It makes sense to put up your promotional image as the Featured image of your post, and then FB share the post after you have checked it at least twice in different browsers Incognito or Private mode.

When you have categories in your website that take posts and automatically your new posts are shared across all your social media you have saved yourself tons of time.  But always check the post on your site before you consider sharing it and then share it on Twitter first so you can check what happens when the link is clicked.  Your penultimate hare should be on FB and then the last with Google Plus – but leave the last for a day – as it is most likely to work based on other links.  You could do one share per day to each social media and

You could do one share per day to each social media and guage the effect on your site.  If you are at that level, then ask for full admin rights (newbies be warned: you will not learn much in admin mode), and you will be able to view stats.  You will also be able to disable your site by accident so please be a WordPress wizard when you ask.  It will save a lot of time and cost.

 

Tech Guides

We have added another section under Developers –> Tech Guides.  You must subscribe to this site and be a member in order to access.

The purpose of Tech Guides is to provide important tutorials and ways to learn for each developer who aspires to work as a Remote Developer to be technically engaged with best practices and the modern web.

Remote Development Websites

Remote Development is a “hybrid” site: this site is a CMS, we also have a web app written in Laravel which is an ongoing agile project, our live site.

This website www.remotedevelopment.co.uk is our marketing and information site, if you want to contribute to it, please email info@remotedevelopment.co.uk.

Our live site is https://live.remotedevelopment.co.uk where you can register as a client or developer and interact with us with your enquiry which may result in a proposal that maps out the starting phase of building your web assets.

As a client, you can send enquiries and we propose without obligation, remote development projects for you to consider. We cater for both initial website ideas and web application development using a highly successful software stack. To be clear, we develop code on contract and the result is paid for and owned by the client.

As a developer, you can post your profile and CV. If your professional skills suit a project, you may be invited to contribute. All developers are independent and are paid on successful completion of each stage.

Site reorganised

We have reorganised the menus and links on this site to reflect our live site and how it functions. This is an Agile project, so some initial assumptions or pages that lacked clarity have been removed and menu and page structure clarified to make the site easier to use.

Launch of Live site

https://live.remotedevelopment.co.uk is our client enquiry and proposal system, written in Laravel and VueJS. It is, like any software project, a work in progress.

If you are interested in contributing to the system, email me, but first, sign up as a developer.

Update: new design!

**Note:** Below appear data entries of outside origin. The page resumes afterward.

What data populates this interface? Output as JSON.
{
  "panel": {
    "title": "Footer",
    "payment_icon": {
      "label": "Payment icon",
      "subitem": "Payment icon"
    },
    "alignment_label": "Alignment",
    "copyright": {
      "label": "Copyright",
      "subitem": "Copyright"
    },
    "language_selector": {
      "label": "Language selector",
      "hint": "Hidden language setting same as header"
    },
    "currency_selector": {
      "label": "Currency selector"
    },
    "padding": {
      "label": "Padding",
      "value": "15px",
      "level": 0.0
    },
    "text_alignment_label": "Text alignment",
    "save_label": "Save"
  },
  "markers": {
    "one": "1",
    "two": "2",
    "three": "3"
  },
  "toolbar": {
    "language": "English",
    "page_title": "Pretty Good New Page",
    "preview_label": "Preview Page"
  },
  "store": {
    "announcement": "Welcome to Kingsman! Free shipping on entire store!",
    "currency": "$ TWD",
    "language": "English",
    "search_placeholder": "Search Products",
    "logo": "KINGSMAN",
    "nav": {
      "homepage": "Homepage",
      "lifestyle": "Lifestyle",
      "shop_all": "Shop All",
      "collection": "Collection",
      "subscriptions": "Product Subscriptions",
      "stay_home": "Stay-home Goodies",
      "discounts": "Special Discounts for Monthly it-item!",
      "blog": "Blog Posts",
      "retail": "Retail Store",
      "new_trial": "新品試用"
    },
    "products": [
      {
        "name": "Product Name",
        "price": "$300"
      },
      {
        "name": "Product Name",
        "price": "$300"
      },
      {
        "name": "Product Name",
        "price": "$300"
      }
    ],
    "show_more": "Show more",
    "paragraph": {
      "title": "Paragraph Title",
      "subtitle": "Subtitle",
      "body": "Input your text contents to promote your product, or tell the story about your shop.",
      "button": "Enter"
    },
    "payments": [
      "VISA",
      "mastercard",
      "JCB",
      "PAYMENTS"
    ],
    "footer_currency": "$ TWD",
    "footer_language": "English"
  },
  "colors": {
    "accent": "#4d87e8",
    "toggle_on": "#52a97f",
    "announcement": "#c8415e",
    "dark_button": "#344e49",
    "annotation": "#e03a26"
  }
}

Features added to the Admin user reporting, Developer communications options, developer CV upload fixes and improved JS infrastructure, cache busting and configuration.